## Task statement
Retype all of the data. Every line must match exactly.

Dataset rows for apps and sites
»»
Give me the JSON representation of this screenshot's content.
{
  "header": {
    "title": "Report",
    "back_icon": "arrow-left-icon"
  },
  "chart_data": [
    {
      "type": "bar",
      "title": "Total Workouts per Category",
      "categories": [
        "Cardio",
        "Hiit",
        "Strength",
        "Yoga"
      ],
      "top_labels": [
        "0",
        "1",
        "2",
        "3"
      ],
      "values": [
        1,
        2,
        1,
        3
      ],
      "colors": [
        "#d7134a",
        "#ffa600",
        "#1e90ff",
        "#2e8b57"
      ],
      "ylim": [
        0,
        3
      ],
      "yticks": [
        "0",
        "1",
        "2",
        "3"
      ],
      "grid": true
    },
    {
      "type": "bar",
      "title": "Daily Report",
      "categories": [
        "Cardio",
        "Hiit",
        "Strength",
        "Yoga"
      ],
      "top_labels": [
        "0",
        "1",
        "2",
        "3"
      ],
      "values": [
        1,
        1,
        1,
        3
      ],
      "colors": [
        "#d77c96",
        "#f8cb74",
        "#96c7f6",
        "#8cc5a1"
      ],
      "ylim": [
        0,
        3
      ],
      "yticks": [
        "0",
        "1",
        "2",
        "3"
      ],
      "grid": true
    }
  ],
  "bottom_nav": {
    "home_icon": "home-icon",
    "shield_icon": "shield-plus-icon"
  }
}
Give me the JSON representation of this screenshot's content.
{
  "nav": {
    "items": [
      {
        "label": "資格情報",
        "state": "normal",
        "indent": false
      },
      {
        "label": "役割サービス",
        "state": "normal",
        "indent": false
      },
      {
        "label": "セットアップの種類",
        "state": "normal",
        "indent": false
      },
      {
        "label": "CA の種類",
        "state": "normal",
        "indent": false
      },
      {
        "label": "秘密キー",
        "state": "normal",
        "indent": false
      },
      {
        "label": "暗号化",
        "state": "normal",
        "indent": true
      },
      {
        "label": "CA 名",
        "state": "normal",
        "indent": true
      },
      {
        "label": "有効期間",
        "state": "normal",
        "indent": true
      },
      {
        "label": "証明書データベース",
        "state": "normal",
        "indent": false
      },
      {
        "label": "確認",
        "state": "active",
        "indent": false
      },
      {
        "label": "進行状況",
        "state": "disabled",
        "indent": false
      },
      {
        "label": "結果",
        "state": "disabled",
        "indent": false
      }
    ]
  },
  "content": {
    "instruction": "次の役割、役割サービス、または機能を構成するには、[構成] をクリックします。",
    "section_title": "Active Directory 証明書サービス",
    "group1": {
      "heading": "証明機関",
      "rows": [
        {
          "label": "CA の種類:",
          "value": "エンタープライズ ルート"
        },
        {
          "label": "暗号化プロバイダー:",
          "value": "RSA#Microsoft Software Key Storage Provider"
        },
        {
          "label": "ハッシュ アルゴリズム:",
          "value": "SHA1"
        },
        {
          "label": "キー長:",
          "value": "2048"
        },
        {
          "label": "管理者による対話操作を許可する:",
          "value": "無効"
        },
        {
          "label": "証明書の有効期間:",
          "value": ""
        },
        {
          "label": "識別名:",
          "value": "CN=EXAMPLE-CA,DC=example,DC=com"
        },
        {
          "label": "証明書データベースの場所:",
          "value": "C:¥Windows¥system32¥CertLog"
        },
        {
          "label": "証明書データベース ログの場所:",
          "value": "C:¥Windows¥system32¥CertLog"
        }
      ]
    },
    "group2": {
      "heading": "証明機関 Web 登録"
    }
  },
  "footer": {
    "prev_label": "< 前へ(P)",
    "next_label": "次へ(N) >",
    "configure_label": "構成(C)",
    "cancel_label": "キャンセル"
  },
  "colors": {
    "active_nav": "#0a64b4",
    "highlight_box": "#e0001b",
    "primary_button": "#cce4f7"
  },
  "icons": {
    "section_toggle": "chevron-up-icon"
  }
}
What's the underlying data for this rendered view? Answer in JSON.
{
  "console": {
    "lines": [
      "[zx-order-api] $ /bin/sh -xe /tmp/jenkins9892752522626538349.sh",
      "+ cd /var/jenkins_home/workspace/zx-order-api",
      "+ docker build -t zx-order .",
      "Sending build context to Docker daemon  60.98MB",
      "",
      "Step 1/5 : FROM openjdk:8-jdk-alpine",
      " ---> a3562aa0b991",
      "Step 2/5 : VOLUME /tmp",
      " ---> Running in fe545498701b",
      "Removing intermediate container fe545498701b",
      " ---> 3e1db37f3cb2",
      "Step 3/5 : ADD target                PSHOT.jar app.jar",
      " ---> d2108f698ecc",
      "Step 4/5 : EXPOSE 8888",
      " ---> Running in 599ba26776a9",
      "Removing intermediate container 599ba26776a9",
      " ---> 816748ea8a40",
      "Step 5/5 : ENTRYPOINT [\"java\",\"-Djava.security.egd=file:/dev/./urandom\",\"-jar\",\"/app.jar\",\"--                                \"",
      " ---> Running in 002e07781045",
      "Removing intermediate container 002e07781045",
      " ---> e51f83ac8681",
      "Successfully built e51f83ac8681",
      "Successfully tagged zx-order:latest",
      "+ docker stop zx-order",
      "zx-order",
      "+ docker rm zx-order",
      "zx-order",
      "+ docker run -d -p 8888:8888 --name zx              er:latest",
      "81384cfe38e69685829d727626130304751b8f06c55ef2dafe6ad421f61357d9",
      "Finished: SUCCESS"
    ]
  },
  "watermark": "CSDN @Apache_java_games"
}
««
## Problem solution
Give me the JSON representation of this screenshot's content.
{
  "header": {
    "title": "Report",
    "back_icon": "arrow-left-icon"
  },
  "chart_data": [
    {
      "type": "bar",
      "title": "Total Workouts per Category",
      "categories": [
        "Cardio",
        "Hiit",
        "Strength",
        "Yoga"
      ],
      "top_labels": [
        "0",
        "1",
        "2",
        "3"
      ],
      "values": [
        1,
        2,
        1,
        3
      ],
      "colors": [
        "#d7134a",
        "#ffa600",
        "#1e90ff",
        "#2e8b57"
      ],
      "ylim": [
        0,
        3
      ],
      "yticks": [
        "0",
        "1",
        "2",
        "3"
      ],
      "grid": true
    },
    {
      "type": "bar",
      "title": "Daily Report",
      "categories": [
        "Cardio",
        "Hiit",
        "Strength",
        "Yoga"
      ],
      "top_labels": [
        "0",
        "1",
        "2",
        "3"
      ],
      "values": [
        1,
        1,
        1,
        3
      ],
      "colors": [
        "#d77c96",
        "#f8cb74",
        "#96c7f6",
        "#8cc5a1"
      ],
      "ylim": [
        0,
        3
      ],
      "yticks": [
        "0",
        "1",
        "2",
        "3"
      ],
      "grid": true
    }
  ],
  "bottom_nav": {
    "home_icon": "home-icon",
    "shield_icon": "shield-plus-icon"
  }
}
Give me the JSON representation of this screenshot's content.
{
  "nav": {
    "items": [
      {
        "label": "資格情報",
        "state": "normal",
        "indent": false
      },
      {
        "label": "役割サービス",
        "state": "normal",
        "indent": false
      },
      {
        "label": "セットアップの種類",
        "state": "normal",
        "indent": false
      },
      {
        "label": "CA の種類",
        "state": "normal",
        "indent": false
      },
      {
        "label": "秘密キー",
        "state": "normal",
        "indent": false
      },
      {
        "label": "暗号化",
        "state": "normal",
        "indent": true
      },
      {
        "label": "CA 名",
        "state": "normal",
        "indent": true
      },
      {
        "label": "有効期間",
        "state": "normal",
        "indent": true
      },
      {
        "label": "証明書データベース",
        "state": "normal",
        "indent": false
      },
      {
        "label": "確認",
        "state": "active",
        "indent": false
      },
      {
        "label": "進行状況",
        "state": "disabled",
        "indent": false
      },
      {
        "label": "結果",
        "state": "disabled",
        "indent": false
      }
    ]
  },
  "content": {
    "instruction": "次の役割、役割サービス、または機能を構成するには、[構成] をクリックします。",
    "section_title": "Active Directory 証明書サービス",
    "group1": {
      "heading": "証明機関",
      "rows": [
        {
          "label": "CA の種類:",
          "value": "エンタープライズ ルート"
        },
        {
          "label": "暗号化プロバイダー:",
          "value": "RSA#Microsoft Software Key Storage Provider"
        },
        {
          "label": "ハッシュ アルゴリズム:",
          "value": "SHA1"
        },
        {
          "label": "キー長:",
          "value": "2048"
        },
        {
          "label": "管理者による対話操作を許可する:",
          "value": "無効"
        },
        {
          "label": "証明書の有効期間:",
          "value": ""
        },
        {
          "label": "識別名:",
          "value": "CN=EXAMPLE-CA,DC=example,DC=com"
        },
        {
          "label": "証明書データベースの場所:",
          "value": "C:¥Windows¥system32¥CertLog"
        },
        {
          "label": "証明書データベース ログの場所:",
          "value": "C:¥Windows¥system32¥CertLog"
        }
      ]
    },
    "group2": {
      "heading": "証明機関 Web 登録"
    }
  },
  "footer": {
    "prev_label": "< 前へ(P)",
    "next_label": "次へ(N) >",
    "configure_label": "構成(C)",
    "cancel_label": "キャンセル"
  },
  "colors": {
    "active_nav": "#0a64b4",
    "highlight_box": "#e0001b",
    "primary_button": "#cce4f7"
  },
  "icons": {
    "section_toggle": "chevron-up-icon"
  }
}
What's the underlying data for this rendered view? Answer in JSON.
{
  "console": {
    "lines": [
      "[zx-order-api] $ /bin/sh -xe /tmp/jenkins9892752522626538349.sh",
      "+ cd /var/jenkins_home/workspace/zx-order-api",
      "+ docker build -t zx-order .",
      "Sending build context to Docker daemon  60.98MB",
      "",
      "Step 1/5 : FROM openjdk:8-jdk-alpine",
      " ---> a3562aa0b991",
      "Step 2/5 : VOLUME /tmp",
      " ---> Running in fe545498701b",
      "Removing intermediate container fe545498701b",
      " ---> 3e1db37f3cb2",
      "Step 3/5 : ADD target                PSHOT.jar app.jar",
      " ---> d2108f698ecc",
      "Step 4/5 : EXPOSE 8888",
      " ---> Running in 599ba26776a9",
      "Removing intermediate container 599ba26776a9",
      " ---> 816748ea8a40",
      "Step 5/5 : ENTRYPOINT [\"java\",\"-Djava.security.egd=file:/dev/./urandom\",\"-jar\",\"/app.jar\",\"--                                \"",
      " ---> Running in 002e07781045",
      "Removing intermediate container 002e07781045",
      " ---> e51f83ac8681",
      "Successfully built e51f83ac8681",
      "Successfully tagged zx-order:latest",
      "+ docker stop zx-order",
      "zx-order",
      "+ docker rm zx-order",
      "zx-order",
      "+ docker run -d -p 8888:8888 --name zx              er:latest",
      "81384cfe38e69685829d727626130304751b8f06c55ef2dafe6ad421f61357d9",
      "Finished: SUCCESS"
    ]
  },
  "watermark": "CSDN @Apache_java_games"
}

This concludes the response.